Some argue our pets have never had it so good.
With the impact of the coronavirus forcing all but essential workers to abandon their offices and work from home, and many schools virtually in shut down, social media has been flooded with images of dogs and cats basking in the unexpected additional attention having their family members around them provides.
Yet for every group of strata residents drawing strength and comfort from having their pets close at hand, sadly there is an equal number considering abandoning them in the misguided notion that their animals may be involved in spreading this disease.
In fact the threat is so real, it has prompted the country’s largest animal welfare charity, the RSPCA, to speak out on the issue, urging panicked Australians against surrendering their animals or having them euthanised in their efforts to contain the disease.
The RSPCA says there is currently no evidence that animals (including companion animals, farm animals and wildlife) are involved in the spread of this virus in Australia.
“The worst outcome for animal welfare right now would be for our shelters to be inundated by unwanted animals, at a time when we’re likely to be short-staffed and when adoptions are slowing,” it says.
Instead, the animal welfare group has advised strata residents to continue to enjoy the pets while following social distancing rules.
The RSPCA advise there are a number of ways this can be done:
- Enjoy dog walks but keep at least 1.5 metres away from others
- Be hygienic and thoroughly wash your hands after interacting with your pets (especially rabbits, rodents, birds and reptiles)
- Avoid being kissed, licked or sharing food with your pet
- Ensure you have supplies of pet food and medication in the event the state or federal government impose further restrictions and you are required to stay at home
When it comes to self-isolation it is better to be over than under prepared, the RSPCA says.
“If you’re diagnosed with coronavirus, you will be required to self-isolate. So it’s best to consider your pet’s welfare now, and how you will ensure their needs are met while maintaining your quarantine.”
To help prepare for this situation, the RSPCA recommends keeping two weeks’ worth of supplies for each pet – including food and any medications – ensuring of course not to hoard more than you need as this only creates shortages for others.
Ideally, you’ll be able to keep your pets with you but if you have dogs or other animals that need exercising outdoors, don’t leave your own property. You may have to arrange for someone to help with their care until you can return to normal.

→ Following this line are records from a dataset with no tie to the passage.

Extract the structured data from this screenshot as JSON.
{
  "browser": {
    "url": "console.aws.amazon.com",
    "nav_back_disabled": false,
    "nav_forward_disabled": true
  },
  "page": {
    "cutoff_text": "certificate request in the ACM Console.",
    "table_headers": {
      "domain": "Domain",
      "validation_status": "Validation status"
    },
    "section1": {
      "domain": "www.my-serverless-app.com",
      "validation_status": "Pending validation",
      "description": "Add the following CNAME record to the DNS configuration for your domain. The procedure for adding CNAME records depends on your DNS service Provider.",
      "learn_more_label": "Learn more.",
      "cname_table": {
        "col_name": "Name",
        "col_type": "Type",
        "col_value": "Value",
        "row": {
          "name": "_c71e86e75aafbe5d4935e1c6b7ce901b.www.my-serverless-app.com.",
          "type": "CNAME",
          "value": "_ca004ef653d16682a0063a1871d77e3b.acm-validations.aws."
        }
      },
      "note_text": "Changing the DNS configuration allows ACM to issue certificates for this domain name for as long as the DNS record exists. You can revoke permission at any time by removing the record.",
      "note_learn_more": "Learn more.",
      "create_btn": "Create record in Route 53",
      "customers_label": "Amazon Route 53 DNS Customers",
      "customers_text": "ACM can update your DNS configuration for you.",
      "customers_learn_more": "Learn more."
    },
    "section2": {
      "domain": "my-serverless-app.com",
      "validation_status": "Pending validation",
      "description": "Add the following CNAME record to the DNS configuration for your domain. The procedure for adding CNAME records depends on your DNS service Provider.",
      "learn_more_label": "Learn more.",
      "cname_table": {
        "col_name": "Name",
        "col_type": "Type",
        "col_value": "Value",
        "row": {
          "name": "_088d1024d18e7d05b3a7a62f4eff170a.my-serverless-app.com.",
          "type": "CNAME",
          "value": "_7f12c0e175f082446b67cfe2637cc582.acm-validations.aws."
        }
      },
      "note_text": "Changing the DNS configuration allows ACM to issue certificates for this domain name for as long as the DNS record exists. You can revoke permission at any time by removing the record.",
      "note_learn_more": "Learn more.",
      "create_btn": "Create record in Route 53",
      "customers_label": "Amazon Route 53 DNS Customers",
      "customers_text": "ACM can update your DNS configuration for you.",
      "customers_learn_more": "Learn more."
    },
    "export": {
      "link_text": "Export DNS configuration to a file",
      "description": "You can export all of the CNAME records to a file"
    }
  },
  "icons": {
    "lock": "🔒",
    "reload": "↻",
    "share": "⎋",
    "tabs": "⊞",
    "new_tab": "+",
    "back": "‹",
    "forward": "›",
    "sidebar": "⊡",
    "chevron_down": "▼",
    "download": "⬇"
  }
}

The RSPCA advises that if you’re concerned about your pet’s health while you are self-isolating, don’t break your quarantine – instead ring your vet to ask for advice.
“They will be able to work with you to ensure your pet receives the care they need while keeping themselves and their staff safe from COVID-19 infection.
Lastly, the RSPCA asks that pet owners take every measure possible to maintain care of their animals.
“A little preparation should help ensure you can continue to care for your pets during this crisis.”